I also didn’t much care for the main character, Meggie. A lot of things about Meggie are unclear, such as her appearance, her age, or her character. She doesn’t have much personality, aside from being afraid all the time and clingy to her father. And the worst part of this whole book was that Meggie didn’t really seem to be an active player in the events. Up until the last hundred pages or so she doesn’t really participate in the novel so much as observe it take place. And she wasn’t even good at that! She never seemed to understand what was going on, even when it was painfully obvious to me.
The biggest let-down of Inkheart were the lackluster fantasy elements. A creature called a marten has horns, and there’s a supposed fire-and-smoke-monster that makes an appearance for approximately three pages, and that’s it. Well, and they can read characters and items out of books, but even that barely happens.
I was quite unimpressed with the villains. The adult characters frequently warn Meggie how scary and dangerous they are, but they seem to be limited to threatening. Mostly they say things like “I’m going to cut out your tongue” or “I’m going to cut off your fingers,” but they never do any of those things. The main villain, Capricorn, seems to be dangerous only in that he looks frightening.

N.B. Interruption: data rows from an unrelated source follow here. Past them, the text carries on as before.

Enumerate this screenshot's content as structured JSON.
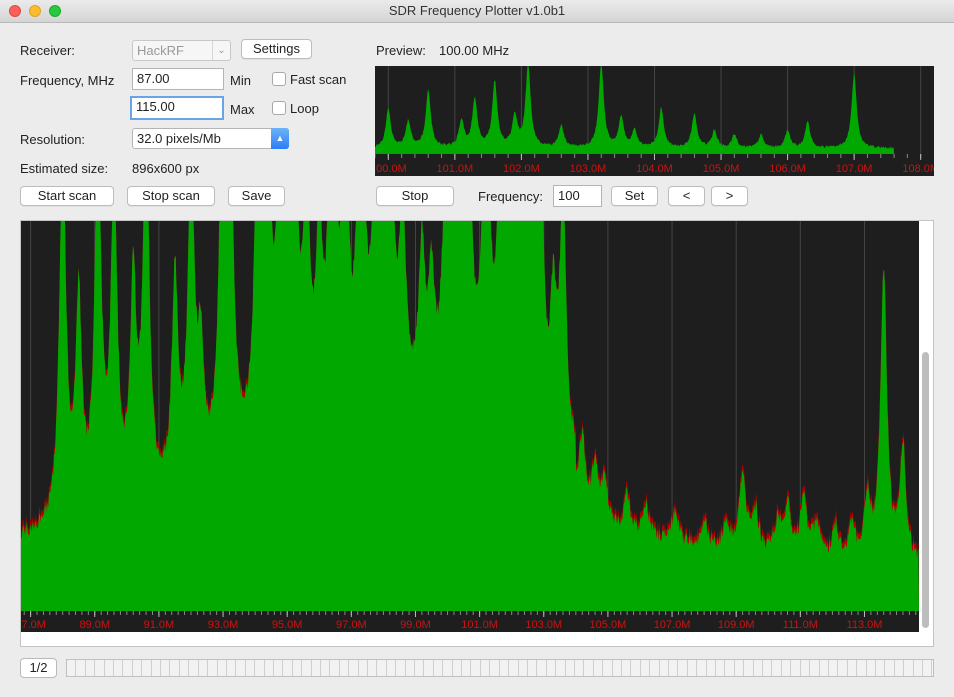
{
  "window": {
    "title": "SDR Frequency Plotter v1.0b1"
  },
  "receiver": {
    "label": "Receiver:",
    "value": "HackRF",
    "settings_label": "Settings"
  },
  "frequency": {
    "label": "Frequency, MHz",
    "min_value": "87.00",
    "min_label": "Min",
    "max_value": "115.00",
    "max_label": "Max"
  },
  "options": {
    "fast_scan_label": "Fast scan",
    "loop_label": "Loop"
  },
  "resolution": {
    "label": "Resolution:",
    "value": "32.0 pixels/Mb"
  },
  "estimated": {
    "label": "Estimated size:",
    "value": "896x600 px"
  },
  "buttons": {
    "start": "Start scan",
    "stop": "Stop scan",
    "save": "Save"
  },
  "preview": {
    "label": "Preview:",
    "value": "100.00 MHz",
    "stop_label": "Stop",
    "freq_label": "Frequency:",
    "freq_value": "100",
    "set_label": "Set",
    "prev_label": "<",
    "next_label": ">"
  },
  "pager": {
    "label": "1/2"
  },
  "colors": {
    "signal": "#00a800",
    "peak": "#b00000",
    "background": "#1e1e1e",
    "axis_text": "#d01010",
    "accent": "#2b7ef3"
  },
  "chart_data": [
    {
      "type": "area",
      "name": "preview",
      "x_unit": "MHz",
      "xlim": [
        99.8,
        108.2
      ],
      "tick_labels": [
        "100.0M",
        "101.0M",
        "102.0M",
        "103.0M",
        "104.0M",
        "105.0M",
        "106.0M",
        "107.0M",
        "108.0M"
      ],
      "ticks": [
        100,
        101,
        102,
        103,
        104,
        105,
        106,
        107,
        108
      ],
      "signal_end": 107.6,
      "peaks": [
        [
          100.0,
          0.45
        ],
        [
          100.3,
          0.3
        ],
        [
          100.6,
          0.65
        ],
        [
          101.1,
          0.3
        ],
        [
          101.3,
          0.55
        ],
        [
          101.6,
          0.75
        ],
        [
          101.9,
          0.35
        ],
        [
          102.1,
          0.95
        ],
        [
          102.6,
          0.25
        ],
        [
          103.2,
          0.95
        ],
        [
          103.5,
          0.35
        ],
        [
          103.7,
          0.2
        ],
        [
          104.1,
          0.45
        ],
        [
          104.6,
          0.4
        ],
        [
          104.9,
          0.2
        ],
        [
          105.2,
          0.15
        ],
        [
          105.6,
          0.15
        ],
        [
          106.0,
          0.2
        ],
        [
          106.3,
          0.3
        ],
        [
          107.0,
          0.85
        ]
      ]
    },
    {
      "type": "area",
      "name": "scan",
      "x_unit": "MHz",
      "xlim": [
        86.7,
        114.7
      ],
      "tick_labels": [
        "87.0M",
        "89.0M",
        "91.0M",
        "93.0M",
        "95.0M",
        "97.0M",
        "99.0M",
        "101.0M",
        "103.0M",
        "105.0M",
        "107.0M",
        "109.0M",
        "111.0M",
        "113.0M"
      ],
      "ticks": [
        87,
        89,
        91,
        93,
        95,
        97,
        99,
        101,
        103,
        105,
        107,
        109,
        111,
        113
      ],
      "peaks": [
        [
          88.0,
          1.0
        ],
        [
          88.5,
          0.55
        ],
        [
          89.1,
          1.0
        ],
        [
          89.6,
          0.85
        ],
        [
          90.2,
          0.55
        ],
        [
          90.6,
          1.0
        ],
        [
          91.5,
          0.55
        ],
        [
          92.0,
          0.85
        ],
        [
          92.3,
          0.3
        ],
        [
          93.0,
          1.0
        ],
        [
          93.2,
          1.0
        ],
        [
          94.1,
          1.0
        ],
        [
          94.4,
          0.7
        ],
        [
          94.8,
          1.0
        ],
        [
          95.2,
          1.0
        ],
        [
          95.6,
          0.6
        ],
        [
          96.0,
          0.45
        ],
        [
          96.4,
          1.0
        ],
        [
          96.8,
          0.75
        ],
        [
          97.3,
          1.0
        ],
        [
          97.8,
          1.0
        ],
        [
          98.2,
          0.85
        ],
        [
          98.6,
          0.5
        ],
        [
          99.2,
          0.4
        ],
        [
          99.5,
          0.3
        ],
        [
          100.0,
          1.0
        ],
        [
          100.4,
          1.0
        ],
        [
          100.6,
          1.0
        ],
        [
          101.2,
          1.0
        ],
        [
          101.7,
          1.0
        ],
        [
          102.0,
          0.75
        ],
        [
          102.3,
          0.7
        ],
        [
          102.6,
          1.0
        ],
        [
          102.9,
          0.7
        ],
        [
          103.3,
          0.35
        ],
        [
          103.6,
          0.7
        ],
        [
          104.2,
          0.2
        ],
        [
          104.6,
          0.15
        ],
        [
          104.9,
          0.12
        ],
        [
          105.6,
          0.1
        ],
        [
          106.2,
          0.08
        ],
        [
          107.1,
          0.08
        ],
        [
          108.0,
          0.06
        ],
        [
          108.7,
          0.06
        ],
        [
          109.2,
          0.2
        ],
        [
          109.6,
          0.1
        ],
        [
          110.3,
          0.08
        ],
        [
          110.6,
          0.12
        ],
        [
          111.1,
          0.15
        ],
        [
          111.5,
          0.08
        ],
        [
          112.1,
          0.08
        ],
        [
          112.6,
          0.08
        ],
        [
          113.1,
          0.15
        ],
        [
          113.6,
          0.75
        ],
        [
          114.2,
          0.3
        ]
      ]
    }
  ]
}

Finally, this book was … odd. I’m not really sure how to describe what I mean. The cadence of the words was strange. I don’t know if that’s because it was translated and it sounds too German, or if the translator just doesn’t write children’s books usually, or because Funke herself has a strange way of writing. Either way, it came across sounding very stiff to me.
Inkheart is not a book I think most children would enjoy. Young teens who like books about books might get a kick out of this one, but mostly I would suggest watching the movie instead. It was more fun.